He watched her as if he suspected she was joking. “I should think the hours you’ve been forced to spend with me thus far would have been trial enough. I almost feel guilty asking if you could find some time tomorrow to help me with the journals.”
Diana brushed aside the stab of pain that accompanied the mention of her mentor’s diaries. “Who better to help you make heads or tails of Doc’s research?”
Nate’s hand settled on her shoulder. “I’d understand if you found it too painful. Most of it I could work out on my own, given enough time.”
Was she so transparent? “I’m fine. Really, I’d be glad to help.”
“If you’re sure.” He squeezed her shoulder before letting his hand fall away. “I owe you a debt as it is. If you hadn’t helped me untangle some of his later entries, Satira and I wouldn’t have found the key to synthesizing the blood substitute.”
“I was glad to help.” But she’d said that already. Something about his proximity tied her tongue, left her silly and stammering, and she took a step back. Away. “I should get cleaned up. If I sit down at Caroline’s table like this, she’s liable to dump a pitcher of water over my head.”
His lips twitched into a half smile. “I believe Hunter and Ophelia are joining us for supper tonight as well, and we all know Ophelia has ideas about appropriate attire.”

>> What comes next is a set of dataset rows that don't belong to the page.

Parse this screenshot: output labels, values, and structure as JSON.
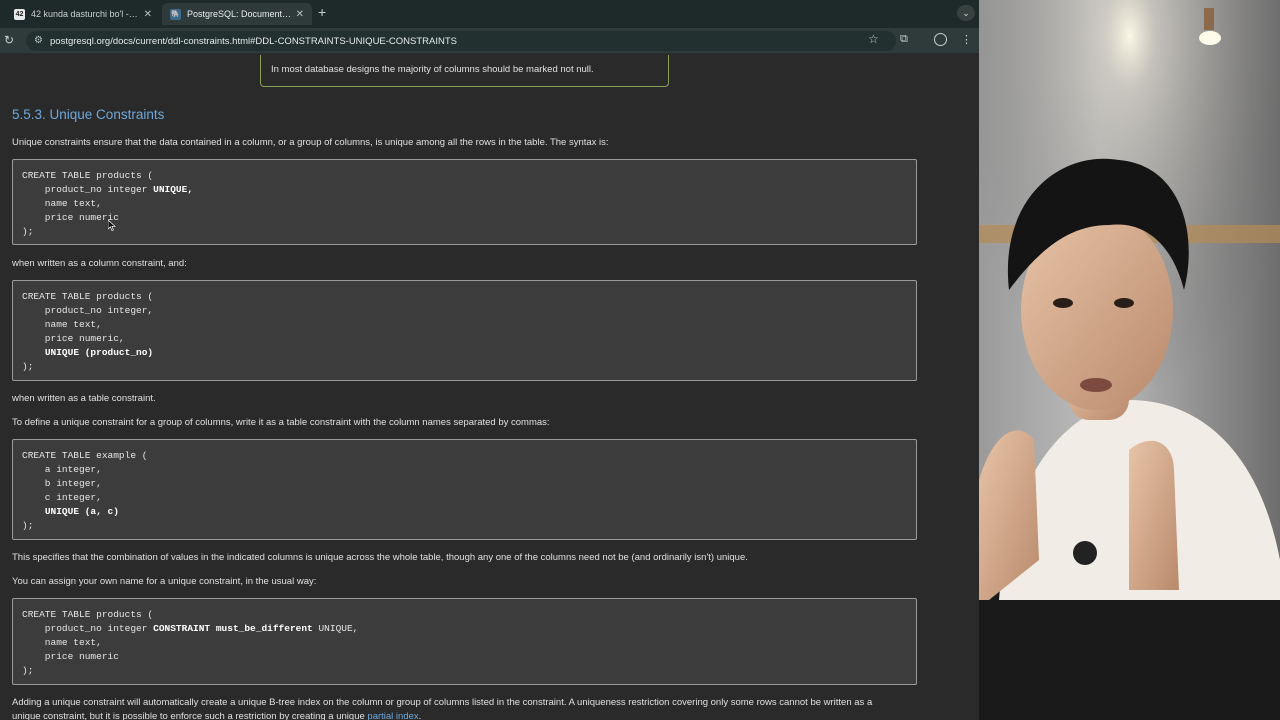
{
  "browser": {
    "tabs": [
      {
        "title": "42 kunda dasturchi bo'l - 42...",
        "favicon": "42"
      },
      {
        "title": "PostgreSQL: Documentation:",
        "favicon": "pg"
      }
    ],
    "url": "postgresql.org/docs/current/ddl-constraints.html#DDL-CONSTRAINTS-UNIQUE-CONSTRAINTS"
  },
  "doc": {
    "note": "In most database designs the majority of columns should be marked not null.",
    "heading": "5.5.3. Unique Constraints",
    "p1": "Unique constraints ensure that the data contained in a column, or a group of columns, is unique among all the rows in the table. The syntax is:",
    "code1": {
      "l1": "CREATE TABLE products (",
      "l2a": "    product_no integer ",
      "l2b": "UNIQUE,",
      "l3": "    name text,",
      "l4": "    price numeric",
      "l5": ");"
    },
    "p2": "when written as a column constraint, and:",
    "code2": {
      "l1": "CREATE TABLE products (",
      "l2": "    product_no integer,",
      "l3": "    name text,",
      "l4": "    price numeric,",
      "l5a": "    ",
      "l5b": "UNIQUE (product_no)",
      "l6": ");"
    },
    "p3": "when written as a table constraint.",
    "p4": "To define a unique constraint for a group of columns, write it as a table constraint with the column names separated by commas:",
    "code3": {
      "l1": "CREATE TABLE example (",
      "l2": "    a integer,",
      "l3": "    b integer,",
      "l4": "    c integer,",
      "l5a": "    ",
      "l5b": "UNIQUE (a, c)",
      "l6": ");"
    },
    "p5": "This specifies that the combination of values in the indicated columns is unique across the whole table, though any one of the columns need not be (and ordinarily isn't) unique.",
    "p6": "You can assign your own name for a unique constraint, in the usual way:",
    "code4": {
      "l1": "CREATE TABLE products (",
      "l2a": "    product_no integer ",
      "l2b": "CONSTRAINT must_be_different",
      "l2c": " UNIQUE,",
      "l3": "    name text,",
      "l4": "    price numeric",
      "l5": ");"
    },
    "p7": "Adding a unique constraint will automatically create a unique B-tree index on the column or group of columns listed in the constraint. A uniqueness restriction covering only some rows cannot be written as a",
    "p8a": "unique constraint, but it is possible to enforce such a restriction by creating a unique ",
    "p8link": "partial index",
    "p8b": "."
  },
  "colors": {
    "link": "#6fa8dc",
    "note_border": "#8aa15a",
    "code_bg": "#3c3c3c"
  }
}
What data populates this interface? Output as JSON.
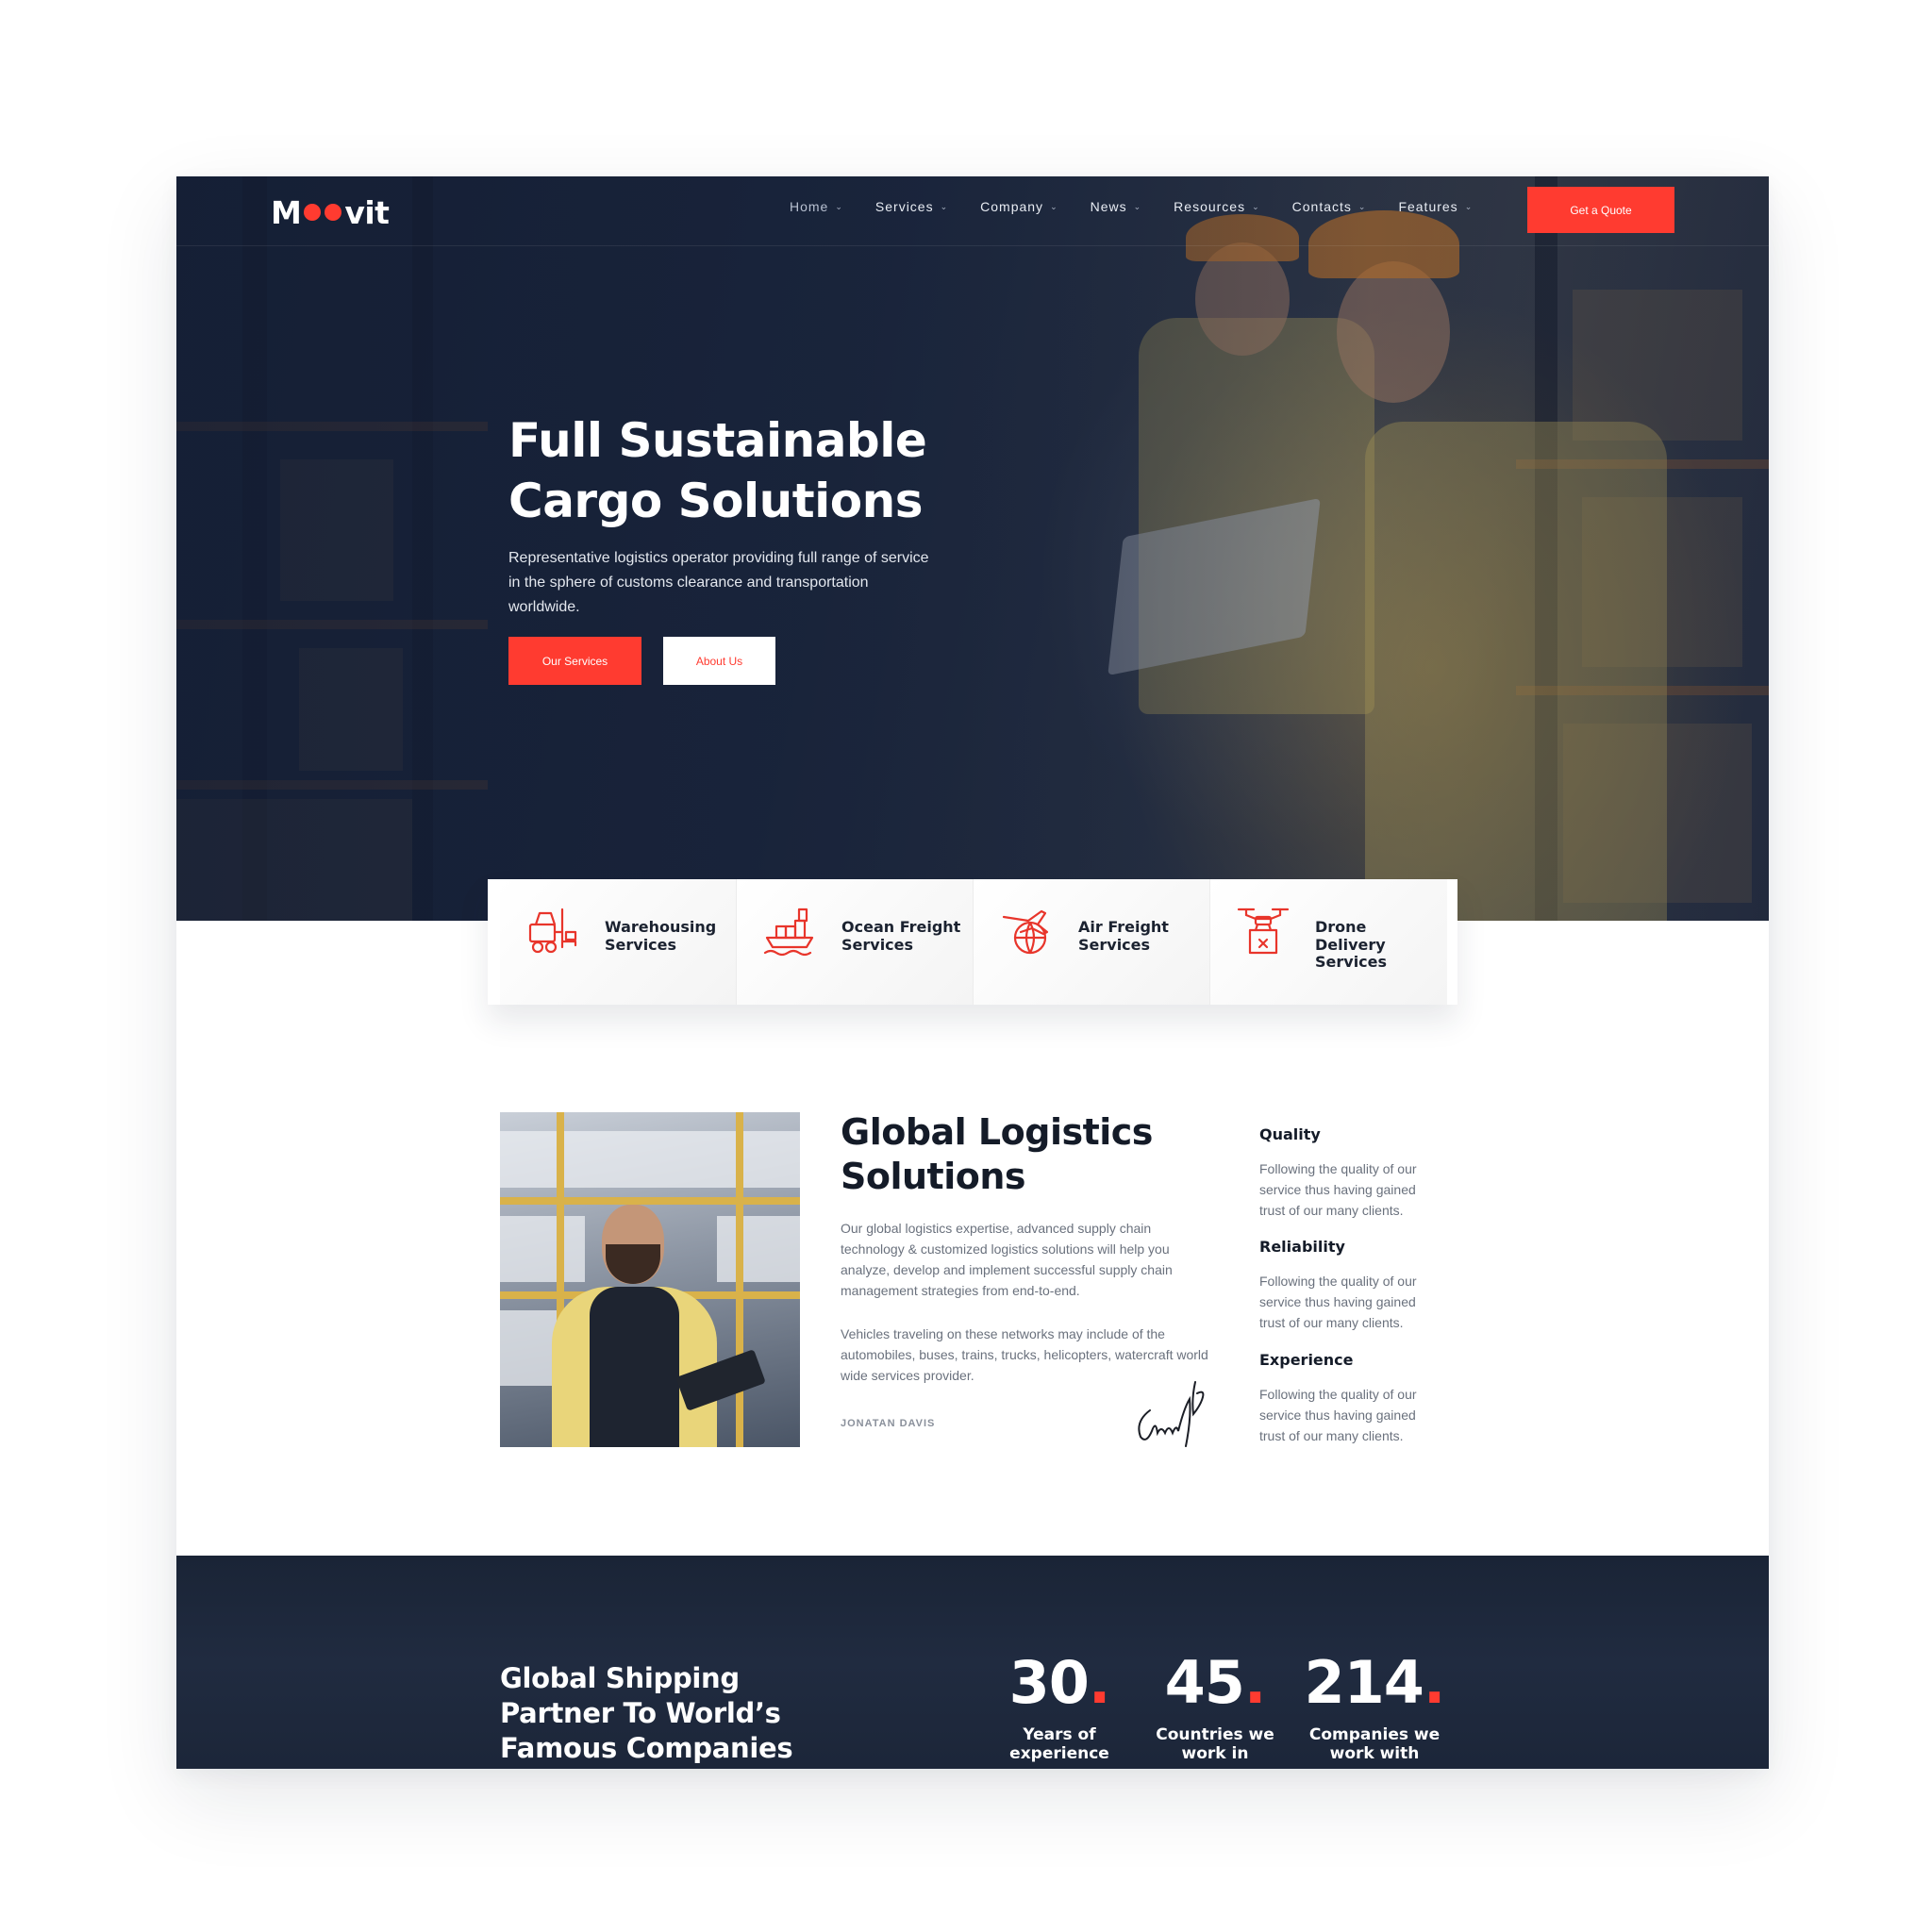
{
  "brand": {
    "name_start": "M",
    "name_end": "vit",
    "accent": "#ff3b30",
    "dark": "#1b2436"
  },
  "nav": {
    "items": [
      {
        "label": "Home"
      },
      {
        "label": "Services"
      },
      {
        "label": "Company"
      },
      {
        "label": "News"
      },
      {
        "label": "Resources"
      },
      {
        "label": "Contacts"
      },
      {
        "label": "Features"
      }
    ],
    "chevron_icon": "chevron-down-icon",
    "cta": "Get a Quote"
  },
  "hero": {
    "title": "Full Sustainable Cargo Solutions",
    "text": "Representative logistics operator providing full range of service in the sphere of customs clearance and transportation worldwide.",
    "primary_btn": "Our Services",
    "secondary_btn": "About Us"
  },
  "services": [
    {
      "label": "Warehousing Services",
      "icon": "forklift-icon"
    },
    {
      "label": "Ocean Freight Services",
      "icon": "ship-icon"
    },
    {
      "label": "Air Freight Services",
      "icon": "airplane-globe-icon"
    },
    {
      "label": "Drone Delivery Services",
      "icon": "drone-icon"
    }
  ],
  "about": {
    "title": "Global Logistics Solutions",
    "p1": "Our global logistics expertise, advanced supply chain technology & customized logistics solutions will help you analyze, develop and implement successful supply chain management strategies from end-to-end.",
    "p2": "Vehicles traveling on these networks may include of the automobiles, buses, trains, trucks, helicopters, watercraft world wide services provider.",
    "author": "JONATAN DAVIS"
  },
  "features": [
    {
      "title": "Quality",
      "text": "Following the quality of our service thus having gained trust of our many clients."
    },
    {
      "title": "Reliability",
      "text": "Following the quality of our service thus having gained trust of our many clients."
    },
    {
      "title": "Experience",
      "text": "Following the quality of our service thus having gained trust of our many clients."
    }
  ],
  "stats": {
    "title": "Global Shipping Partner To World’s Famous Companies",
    "dot": ".",
    "items": [
      {
        "value": "30",
        "caption": "Years of experience"
      },
      {
        "value": "45",
        "caption": "Countries we work in"
      },
      {
        "value": "214",
        "caption": "Companies we work with"
      }
    ]
  }
}
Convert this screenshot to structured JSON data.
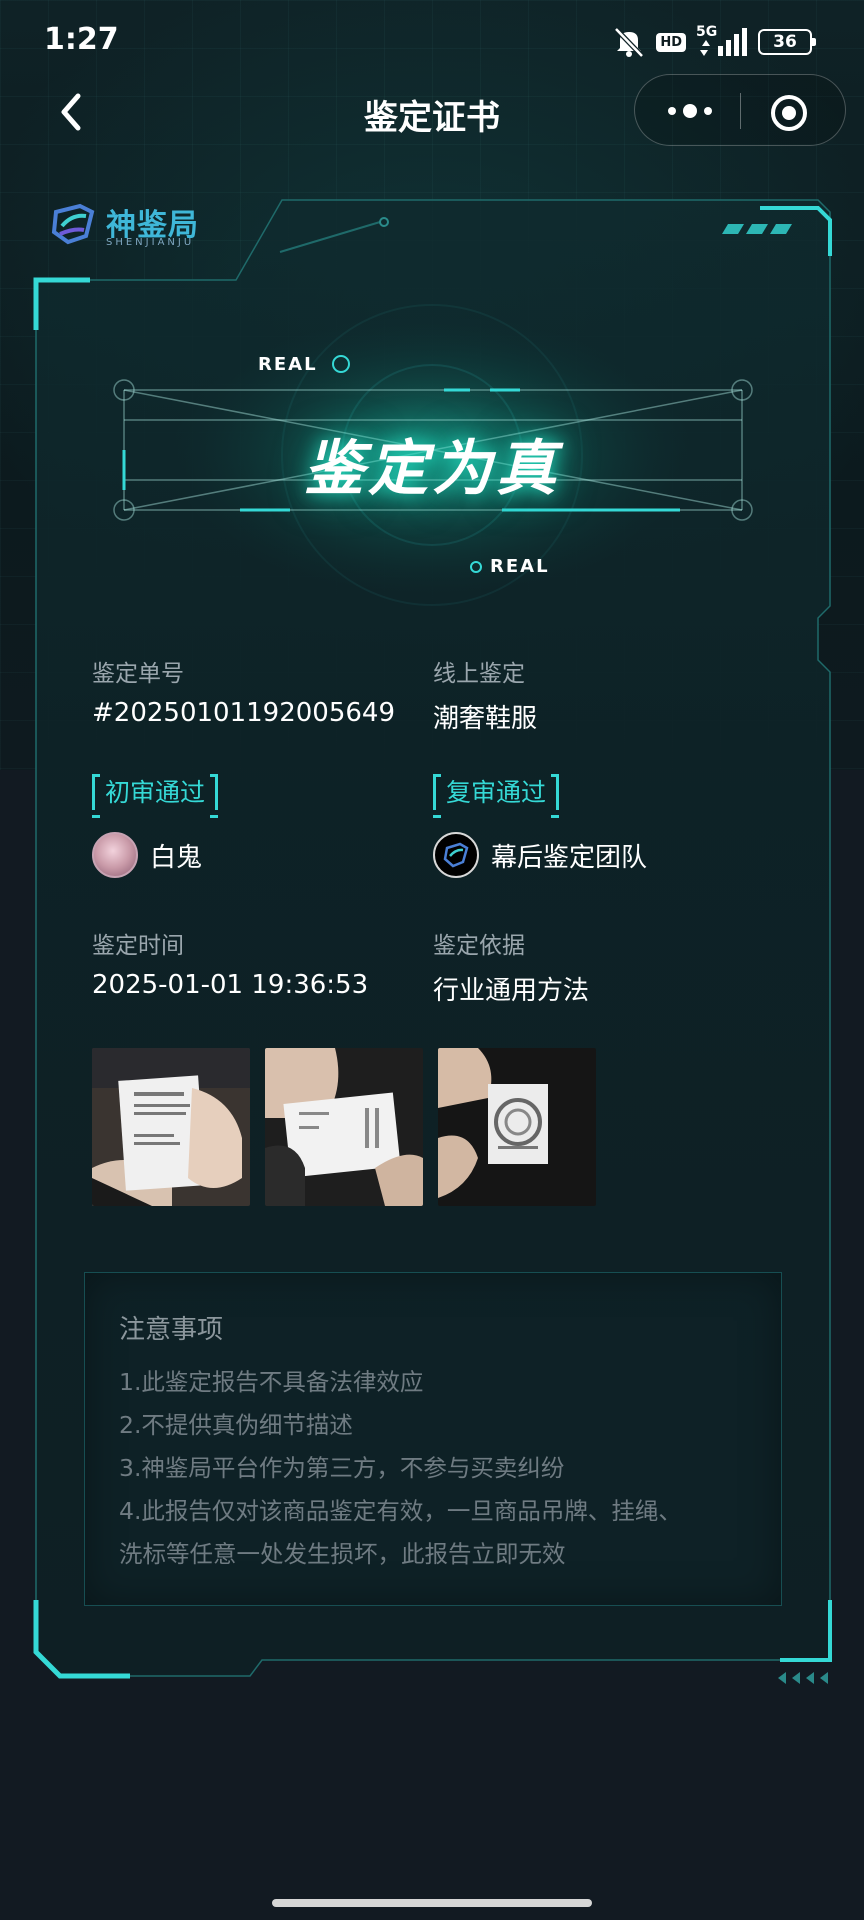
{
  "status_bar": {
    "time": "1:27",
    "hd": "HD",
    "network": "5G",
    "battery": "36"
  },
  "nav": {
    "title": "鉴定证书"
  },
  "logo": {
    "name": "神鉴局",
    "sub": "SHENJIANJU"
  },
  "hero": {
    "real_top": "REAL",
    "verdict": "鉴定为真",
    "real_bottom": "REAL"
  },
  "info": {
    "order_label": "鉴定单号",
    "order_value": "#20250101192005649",
    "type_label": "线上鉴定",
    "type_value": "潮奢鞋服",
    "first_review_tag": "初审通过",
    "first_reviewer": "白鬼",
    "second_review_tag": "复审通过",
    "second_reviewer": "幕后鉴定团队",
    "time_label": "鉴定时间",
    "time_value": "2025-01-01 19:36:53",
    "basis_label": "鉴定依据",
    "basis_value": "行业通用方法"
  },
  "notice": {
    "title": "注意事项",
    "items": [
      "1.此鉴定报告不具备法律效应",
      "2.不提供真伪细节描述",
      "3.神鉴局平台作为第三方，不参与买卖纠纷",
      "4.此报告仅对该商品鉴定有效，一旦商品吊牌、挂绳、",
      "洗标等任意一处发生损坏，此报告立即无效"
    ]
  },
  "colors": {
    "accent": "#35d9d6",
    "background": "#111820",
    "card": "#0e2227"
  }
}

The woman was serious about dressing for meals, and Diana sighed. She had precious few garments left that suited, and she resolved to do something about that very soon. Surely she could find a happy medium between menswear and lace and ribbons. “Then I’d better change as well.”
Nate cleared her path to the stairs. “I’ll see you at dinner, A—” He bit off the name with an embarrassed cough. “Diana.”
April. A word so foreign she barely recognized it as a name any longer, much less the one she’d possessed before her transformation. Did he think of her that way, as a weak and traumatized human, an unfortunate and unavoidable consequence of reading about her in Doc’s journals?
It could not stand. “Diana,” she said firmly as she brushed past him. “My name is Diana.”